According to Holly A. Mayer in Belonging to the Army: Camp Followers of the American Revolution, the army “not only had the enemy to defeat, it also had itself to control and, as it turned out, to mold.” The army was primarily made up of civilian soldiers who held little to no professional military training, as well as camp followers, who were frequently frowned upon. Washington’s General Orders, in addition to the orders and requests from his most trusted generals, demonstrate the demand of the army’s leadership to make soldiers “not only out of warriors but out of women, waiters, and wagoners.” With the exception of a notable few, women are often erased from cultural and national memory attributed to the American Revolution.
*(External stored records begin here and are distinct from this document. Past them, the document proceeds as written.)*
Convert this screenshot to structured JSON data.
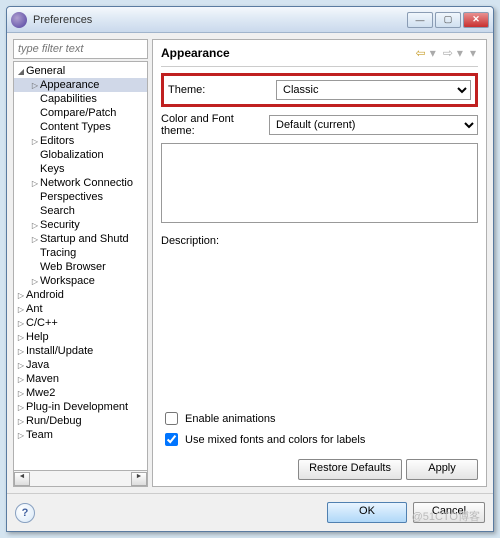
{
  "window": {
    "title": "Preferences"
  },
  "filter": {
    "placeholder": "type filter text"
  },
  "tree": {
    "general": "General",
    "items_l2": [
      "Appearance",
      "Capabilities",
      "Compare/Patch",
      "Content Types",
      "Editors",
      "Globalization",
      "Keys",
      "Network Connectio",
      "Perspectives",
      "Search",
      "Security",
      "Startup and Shutd",
      "Tracing",
      "Web Browser",
      "Workspace"
    ],
    "items_l1": [
      "Android",
      "Ant",
      "C/C++",
      "Help",
      "Install/Update",
      "Java",
      "Maven",
      "Mwe2",
      "Plug-in Development",
      "Run/Debug",
      "Team"
    ]
  },
  "page": {
    "title": "Appearance",
    "theme_label": "Theme:",
    "theme_value": "Classic",
    "colorfont_label": "Color and Font theme:",
    "colorfont_value": "Default (current)",
    "description_label": "Description:",
    "chk_anim": "Enable animations",
    "chk_fonts": "Use mixed fonts and colors for labels",
    "restore": "Restore Defaults",
    "apply": "Apply"
  },
  "footer": {
    "ok": "OK",
    "cancel": "Cancel"
  },
  "watermark": "@51CTO博客"
}
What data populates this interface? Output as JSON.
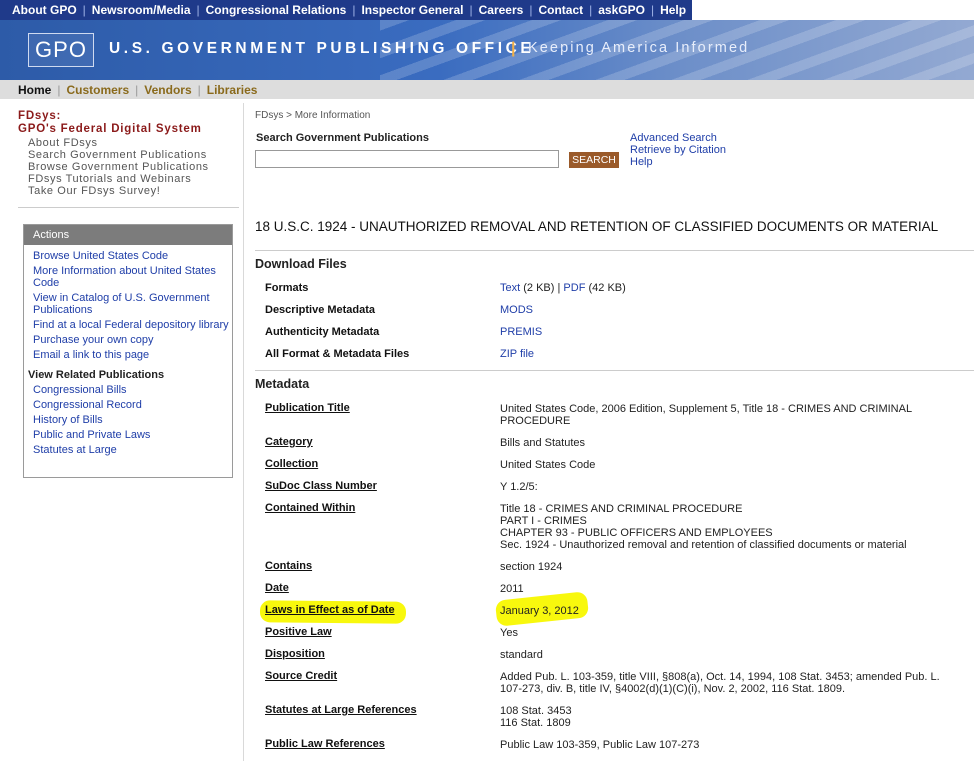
{
  "top_nav": [
    "About GPO",
    "Newsroom/Media",
    "Congressional Relations",
    "Inspector General",
    "Careers",
    "Contact",
    "askGPO",
    "Help"
  ],
  "banner": {
    "logo_text": "GPO",
    "title": "U.S. GOVERNMENT PUBLISHING OFFICE",
    "separator": "|",
    "tagline": "Keeping America Informed"
  },
  "sub_nav": [
    "Home",
    "Customers",
    "Vendors",
    "Libraries"
  ],
  "fdsys": {
    "title1": "FDsys:",
    "title2": "GPO's Federal Digital System",
    "links": [
      "About FDsys",
      "Search Government Publications",
      "Browse Government Publications",
      "FDsys Tutorials and Webinars",
      "Take Our FDsys Survey!"
    ]
  },
  "actions": {
    "title": "Actions",
    "links": [
      "Browse United States Code",
      "More Information about United States Code",
      "View in Catalog of U.S. Government Publications",
      "Find at a local Federal depository library",
      "Purchase your own copy",
      "Email a link to this page"
    ],
    "related_title": "View Related Publications",
    "related_links": [
      "Congressional Bills",
      "Congressional Record",
      "History of Bills",
      "Public and Private Laws",
      "Statutes at Large"
    ]
  },
  "breadcrumb": "FDsys > More Information",
  "search": {
    "label": "Search Government Publications",
    "value": "",
    "button": "SEARCH",
    "links": [
      "Advanced Search",
      "Retrieve by Citation",
      "Help"
    ]
  },
  "document_title": "18 U.S.C. 1924 - UNAUTHORIZED REMOVAL AND RETENTION OF CLASSIFIED DOCUMENTS OR MATERIAL",
  "download": {
    "heading": "Download Files",
    "formats_label": "Formats",
    "text_link": "Text",
    "text_size": "(2 KB)",
    "pipe": "|",
    "pdf_link": "PDF",
    "pdf_size": "(42 KB)",
    "desc_label": "Descriptive Metadata",
    "desc_link": "MODS",
    "auth_label": "Authenticity Metadata",
    "auth_link": "PREMIS",
    "all_label": "All Format & Metadata Files",
    "all_link": "ZIP file"
  },
  "metadata": {
    "heading": "Metadata",
    "publication_title_label": "Publication Title",
    "publication_title": "United States Code, 2006 Edition, Supplement 5, Title 18 - CRIMES AND CRIMINAL PROCEDURE",
    "category_label": "Category",
    "category": "Bills and Statutes",
    "collection_label": "Collection",
    "collection": "United States Code",
    "sudoc_label": "SuDoc Class Number",
    "sudoc": "Y 1.2/5:",
    "contained_label": "Contained Within",
    "contained": [
      "Title 18 - CRIMES AND CRIMINAL PROCEDURE",
      "PART I - CRIMES",
      "CHAPTER 93 - PUBLIC OFFICERS AND EMPLOYEES",
      "Sec. 1924 - Unauthorized removal and retention of classified documents or material"
    ],
    "contains_label": "Contains",
    "contains": "section 1924",
    "date_label": "Date",
    "date": "2011",
    "laws_label": "Laws in Effect as of Date",
    "laws": "January 3, 2012",
    "positive_label": "Positive Law",
    "positive": "Yes",
    "disposition_label": "Disposition",
    "disposition": "standard",
    "source_label": "Source Credit",
    "source": "Added Pub. L. 103-359, title VIII, §808(a), Oct. 14, 1994, 108 Stat. 3453; amended Pub. L. 107-273, div. B, title IV, §4002(d)(1)(C)(i), Nov. 2, 2002, 116 Stat. 1809.",
    "statutes_label": "Statutes at Large References",
    "statutes": [
      "108 Stat. 3453",
      "116 Stat. 1809"
    ],
    "public_law_label": "Public Law References",
    "public_law": "Public Law 103-359, Public Law 107-273"
  },
  "colors": {
    "top_nav": "#1f3a8a",
    "highlight": "#f8f800",
    "link": "#1f3ea8",
    "fdsys_title": "#8b1a1a"
  }
}
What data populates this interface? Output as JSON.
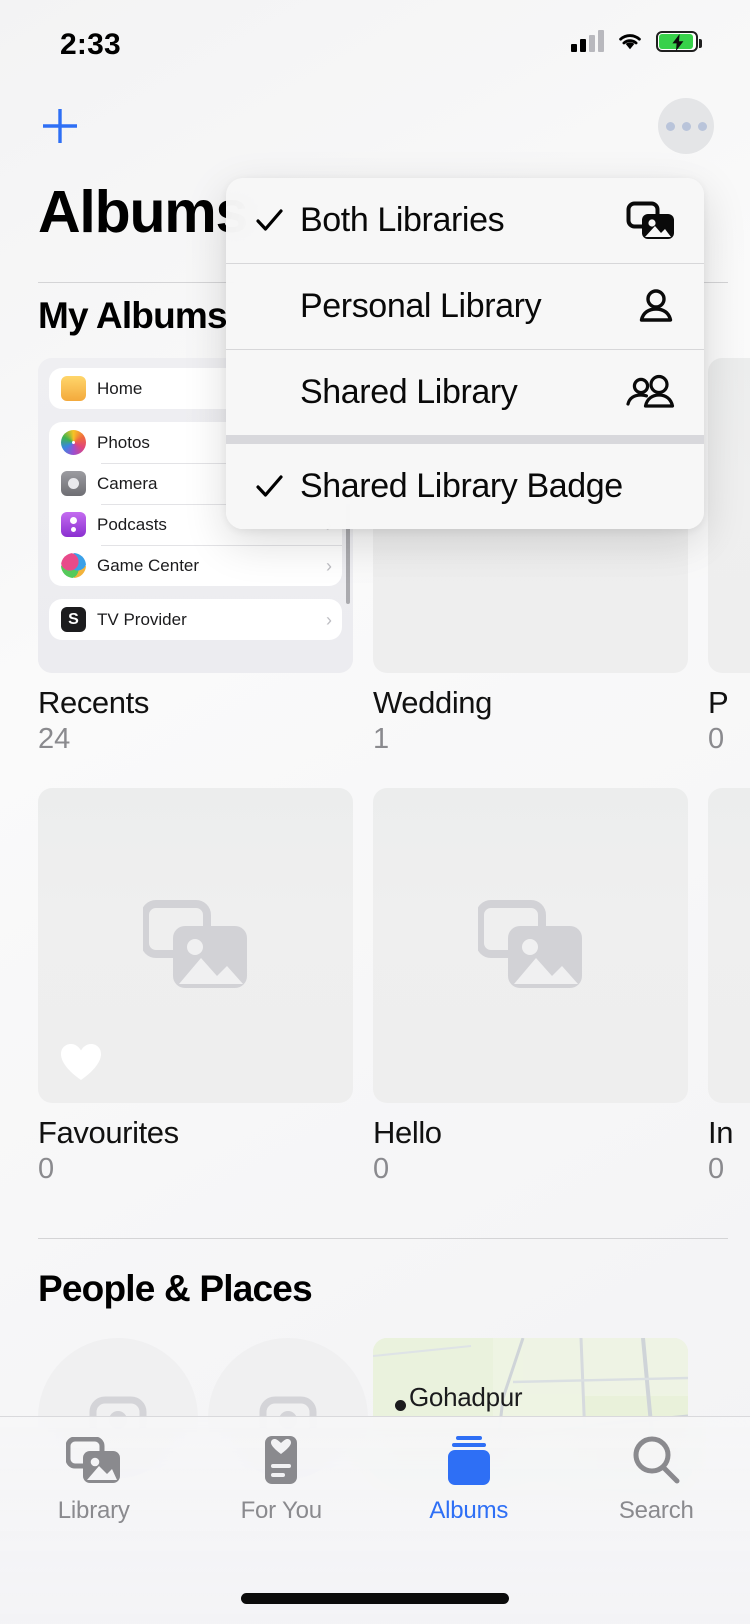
{
  "status_bar": {
    "time": "2:33",
    "signal_icon": "cellular-signal-icon",
    "wifi_icon": "wifi-icon",
    "battery_icon": "battery-charging-icon"
  },
  "nav": {
    "add_icon": "plus-icon",
    "more_icon": "ellipsis-icon"
  },
  "header": {
    "title": "Albums",
    "section_title": "My Albums"
  },
  "menu": {
    "items": [
      {
        "label": "Both Libraries",
        "checked": true,
        "icon": "photo-stack-icon"
      },
      {
        "label": "Personal Library",
        "checked": false,
        "icon": "person-icon"
      },
      {
        "label": "Shared Library",
        "checked": false,
        "icon": "two-people-icon"
      },
      {
        "label": "Shared Library Badge",
        "checked": true,
        "icon": ""
      }
    ]
  },
  "albums": [
    {
      "name": "Recents",
      "count": "24",
      "kind": "settings-screenshot"
    },
    {
      "name": "Wedding",
      "count": "1",
      "kind": "empty"
    },
    {
      "name": "P",
      "count": "0",
      "kind": "empty"
    },
    {
      "name": "Favourites",
      "count": "0",
      "kind": "empty",
      "badge": "heart-icon"
    },
    {
      "name": "Hello",
      "count": "0",
      "kind": "empty"
    },
    {
      "name": "In",
      "count": "0",
      "kind": "empty"
    }
  ],
  "recents_thumbnail": {
    "groups": [
      [
        {
          "label": "Home",
          "icon": "home-app-icon"
        }
      ],
      [
        {
          "label": "Photos",
          "icon": "photos-app-icon"
        },
        {
          "label": "Camera",
          "icon": "camera-app-icon"
        },
        {
          "label": "Podcasts",
          "icon": "podcasts-app-icon"
        },
        {
          "label": "Game Center",
          "icon": "game-center-icon"
        }
      ],
      [
        {
          "label": "TV Provider",
          "icon": "tv-provider-icon"
        }
      ]
    ],
    "chevron": "›"
  },
  "people_places": {
    "title": "People & Places",
    "place_label": "Gohadpur"
  },
  "tabbar": {
    "tabs": [
      {
        "label": "Library",
        "icon": "photo-stack-icon",
        "active": false
      },
      {
        "label": "For You",
        "icon": "for-you-card-icon",
        "active": false
      },
      {
        "label": "Albums",
        "icon": "albums-icon",
        "active": true
      },
      {
        "label": "Search",
        "icon": "search-icon",
        "active": false
      }
    ]
  },
  "colors": {
    "accent": "#2e6ff5",
    "inactive": "#8a8a8e",
    "battery_green": "#37d14a"
  }
}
While the roles of strong military figures such as George Washington were important and instrumental in our nation’s history, it is essential to remember that women also contributed essential roles in maintaining the army, establishing a camp community, and securing our nation’s independence. The Revolutionary City: A Portal to the Nation’s Founding will be instrumental in providing access to records of lesser-known historical actors and uncovering the voices of forgotten revolutionaries to a wide audience.
General Orders, 4 August 1777,” Founders Online, National Archives, https://founders.archives.gov/documents/Washington/03-10-02-0508. [Original source: The Papers of George Washington, Revolutionary War Series, vol. 10, 11 June 1777 – 18 August 1777, ed. Frank E. Grizzard, Jr. Charlottesville: University Press of Virginia, 2000, pp. 496–497.]
“General Orders, 31 May 1778.” The papers of Aaron Burr, 1756-1836. Series II, reel 12: Orderly books, 1777-1779 and European journal, 1808-1812. American Philosophical Society.
George Weedon Orderly Book, 1777 – 1778, American Philosophical Society.
Mayer, Holly A. Belonging to the Army: Camp Followers and Community During the American Revolution. United States: University of South Carolina Press, 1999.
Middlekauff, Robert. The Glorious Cause: The American Revolution, 1763-1789. United Kingdom: Oxford University Press, USA, 2007.
Taylor Mellaci, Camp Followers. George Washington’s Mount Vernon. https://www.mountvernon.org/library/digitalhistory/digital-encyclopedia/article/camp-followers/
George Washington ca. 1779–81. Charles Willson Peale. The Metropolitan Museum of Art.